Blackbeard the bookworm? Why conservators think the pirate may have kept a library aboard his ship
Blackbeard was a merciless, murderous 18th-century pirate who claimed he was Lucifer incarnate, and lit his hair on fire before a battle. After which he would curl up in a comfy chair with a mug of the finest grog and devour a good book — or at least that's the latest theory going thanks to a new discovery found in the wreckage of the pirate's flagship.
After months of work, researchers were surprised to find fragments of pages from a book.
The pirate ran the Queen Anne's Revenge aground off the coast of North Carolina in 1718. It was discovered in 1996, and conservators have been investigating it ever since.
And as Farrell explains to As It Happens host Carol Off, the fragments were found in an unlikely place — the loading chamber of a cannon.
"It's basically what holds the gunpowder," Farrell explains. "Basically a little piece floated out of that."
"One fragment in particular had the word Hilo — H-I-L-O — and that had a space on either side so we knew it was a complete word," Farrell explains. "It was capitalized, italicized, so we knew it was most likely a place name."
Farrell suspects that "Hilo" refers to a port in Peru.
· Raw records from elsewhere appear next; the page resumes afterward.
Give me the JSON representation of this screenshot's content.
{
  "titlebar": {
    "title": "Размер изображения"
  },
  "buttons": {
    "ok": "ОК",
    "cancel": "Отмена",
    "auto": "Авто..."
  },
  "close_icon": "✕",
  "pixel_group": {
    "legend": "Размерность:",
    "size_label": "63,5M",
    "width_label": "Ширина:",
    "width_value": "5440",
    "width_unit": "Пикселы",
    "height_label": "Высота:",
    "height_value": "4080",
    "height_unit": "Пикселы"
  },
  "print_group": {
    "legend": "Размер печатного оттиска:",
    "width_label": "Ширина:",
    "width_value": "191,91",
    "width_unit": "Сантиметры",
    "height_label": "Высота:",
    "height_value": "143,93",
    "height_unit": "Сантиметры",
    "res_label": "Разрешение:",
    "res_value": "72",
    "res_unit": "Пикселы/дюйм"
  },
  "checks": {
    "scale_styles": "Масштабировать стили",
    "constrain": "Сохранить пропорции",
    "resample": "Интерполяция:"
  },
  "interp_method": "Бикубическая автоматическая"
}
Many accounts of voyages to the area were published throughout the late 17th and early 18th centuries. And when Farrell compared the fragments with one account made in 1712 by Edward Cook, he found a match.
Another theory is that Blackbeard and his crew may have been using the book as cannon fodder out of spite. The fragments may also belong to accounts from Captain Woodes Rogers, who eventually tried to stamp out pirates like Blackbeard.
"It might be a private joke. Personally I would like to imagine that's the case," Farrell says. "Equally, though, it may be that someone was sitting there loading breech chambers and there was a book in arm's reach. It may just be expedience — that someone was being lazy."